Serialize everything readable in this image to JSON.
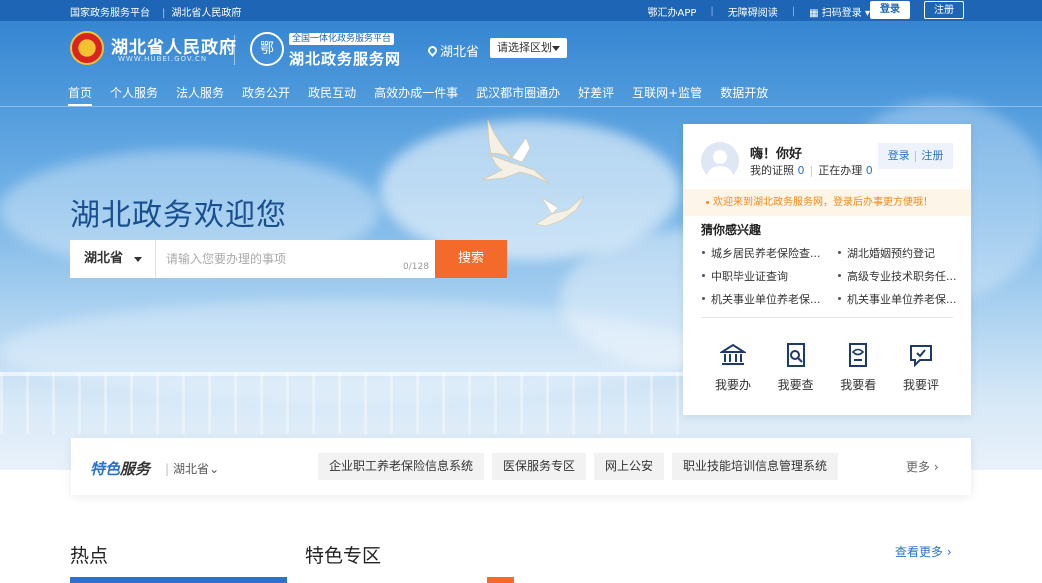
{
  "topbar": {
    "left_links": [
      "国家政务服务平台",
      "湖北省人民政府"
    ],
    "right_links": [
      "鄂汇办APP",
      "无障碍阅读",
      "扫码登录"
    ],
    "login": "登录",
    "register": "注册"
  },
  "header": {
    "gov_title": "湖北省人民政府",
    "gov_sub": "WWW.HUBEI.GOV.CN",
    "platform_tag": "全国一体化政务服务平台",
    "platform_title": "湖北政务服务网",
    "location": "湖北省",
    "region_select": "请选择区划"
  },
  "nav": [
    "首页",
    "个人服务",
    "法人服务",
    "政务公开",
    "政民互动",
    "高效办成一件事",
    "武汉都市圈通办",
    "好差评",
    "互联网+监管",
    "数据开放"
  ],
  "hero": {
    "welcome": "湖北政务欢迎您",
    "search_area": "湖北省",
    "search_placeholder": "请输入您要办理的事项",
    "search_count": "0/128",
    "search_button": "搜索"
  },
  "panel": {
    "greeting": "嗨！你好",
    "my_cert_label": "我的证照",
    "my_cert_count": "0",
    "in_progress_label": "正在办理",
    "in_progress_count": "0",
    "login": "登录",
    "register": "注册",
    "notice": "欢迎来到湖北政务服务网，登录后办事更方便哦！",
    "guess_title": "猜你感兴趣",
    "guess_items": [
      "城乡居民养老保险查...",
      "湖北婚姻预约登记",
      "中职毕业证查询",
      "高级专业技术职务任...",
      "机关事业单位养老保...",
      "机关事业单位养老保..."
    ],
    "actions": [
      {
        "label": "我要办",
        "icon": "bank-icon"
      },
      {
        "label": "我要查",
        "icon": "search-doc-icon"
      },
      {
        "label": "我要看",
        "icon": "view-doc-icon"
      },
      {
        "label": "我要评",
        "icon": "comment-check-icon"
      }
    ]
  },
  "featured": {
    "title_a": "特色",
    "title_b": "服务",
    "province": "湖北省",
    "tags": [
      "企业职工养老保险信息系统",
      "医保服务专区",
      "网上公安",
      "职业技能培训信息管理系统"
    ],
    "more": "更多"
  },
  "sections": {
    "hot": "热点",
    "special": "特色专区",
    "see_more": "查看更多"
  },
  "colors": {
    "brand_blue": "#1e66b5",
    "accent_orange": "#f46a2a",
    "link_blue": "#2d72c8"
  }
}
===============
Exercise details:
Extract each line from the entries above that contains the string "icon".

Exercise answer:
        "icon": "bank-icon"
        "icon": "search-doc-icon"
        "icon": "view-doc-icon"
        "icon": "comment-check-icon"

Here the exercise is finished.